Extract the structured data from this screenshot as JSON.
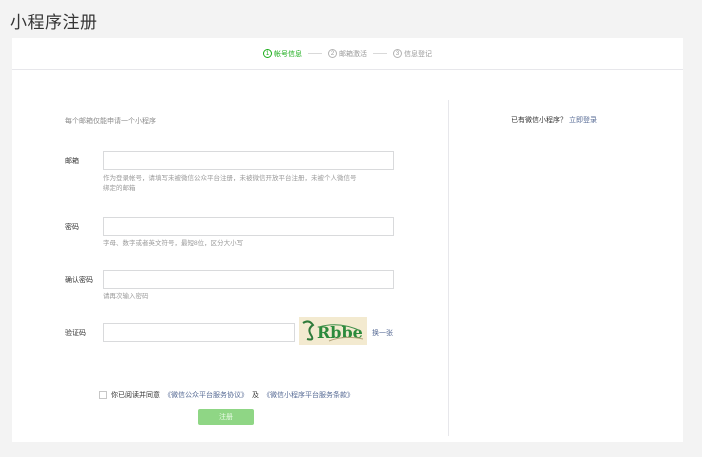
{
  "page": {
    "title": "小程序注册"
  },
  "steps": [
    {
      "num": "1",
      "label": "帐号信息",
      "active": true
    },
    {
      "num": "2",
      "label": "邮箱激活",
      "active": false
    },
    {
      "num": "3",
      "label": "信息登记",
      "active": false
    }
  ],
  "form": {
    "notice": "每个邮箱仅能申请一个小程序",
    "email": {
      "label": "邮箱",
      "value": "",
      "placeholder": "",
      "hint_line1": "作为登录帐号，请填写未被微信公众平台注册，未被微信开放平台注册，未被个人微信号",
      "hint_line2": "绑定的邮箱"
    },
    "password": {
      "label": "密码",
      "value": "",
      "hint": "字母、数字或者英文符号，最短8位，区分大小写"
    },
    "confirm_password": {
      "label": "确认密码",
      "value": "",
      "hint": "请再次输入密码"
    },
    "captcha": {
      "label": "验证码",
      "value": "",
      "image_text": "Rbbe",
      "refresh_label": "换一张"
    },
    "agreement": {
      "prefix": "你已阅读并同意",
      "link1": "《微信公众平台服务协议》",
      "joiner": "及",
      "link2": "《微信小程序平台服务条款》",
      "checked": false
    },
    "submit_label": "注册"
  },
  "side": {
    "question": "已有微信小程序？",
    "login_link": "立即登录"
  },
  "colors": {
    "accent_green": "#1aad19",
    "link_blue": "#576b95",
    "disabled_button": "#8fd685"
  }
}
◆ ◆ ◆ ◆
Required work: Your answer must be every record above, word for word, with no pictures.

Response below:
Extract the structured data from this screenshot as JSON.
{
  "page": {
    "title": "小程序注册"
  },
  "steps": [
    {
      "num": "1",
      "label": "帐号信息",
      "active": true
    },
    {
      "num": "2",
      "label": "邮箱激活",
      "active": false
    },
    {
      "num": "3",
      "label": "信息登记",
      "active": false
    }
  ],
  "form": {
    "notice": "每个邮箱仅能申请一个小程序",
    "email": {
      "label": "邮箱",
      "value": "",
      "placeholder": "",
      "hint_line1": "作为登录帐号，请填写未被微信公众平台注册，未被微信开放平台注册，未被个人微信号",
      "hint_line2": "绑定的邮箱"
    },
    "password": {
      "label": "密码",
      "value": "",
      "hint": "字母、数字或者英文符号，最短8位，区分大小写"
    },
    "confirm_password": {
      "label": "确认密码",
      "value": "",
      "hint": "请再次输入密码"
    },
    "captcha": {
      "label": "验证码",
      "value": "",
      "image_text": "Rbbe",
      "refresh_label": "换一张"
    },
    "agreement": {
      "prefix": "你已阅读并同意",
      "link1": "《微信公众平台服务协议》",
      "joiner": "及",
      "link2": "《微信小程序平台服务条款》",
      "checked": false
    },
    "submit_label": "注册"
  },
  "side": {
    "question": "已有微信小程序？",
    "login_link": "立即登录"
  },
  "colors": {
    "accent_green": "#1aad19",
    "link_blue": "#576b95",
    "disabled_button": "#8fd685"
  }
}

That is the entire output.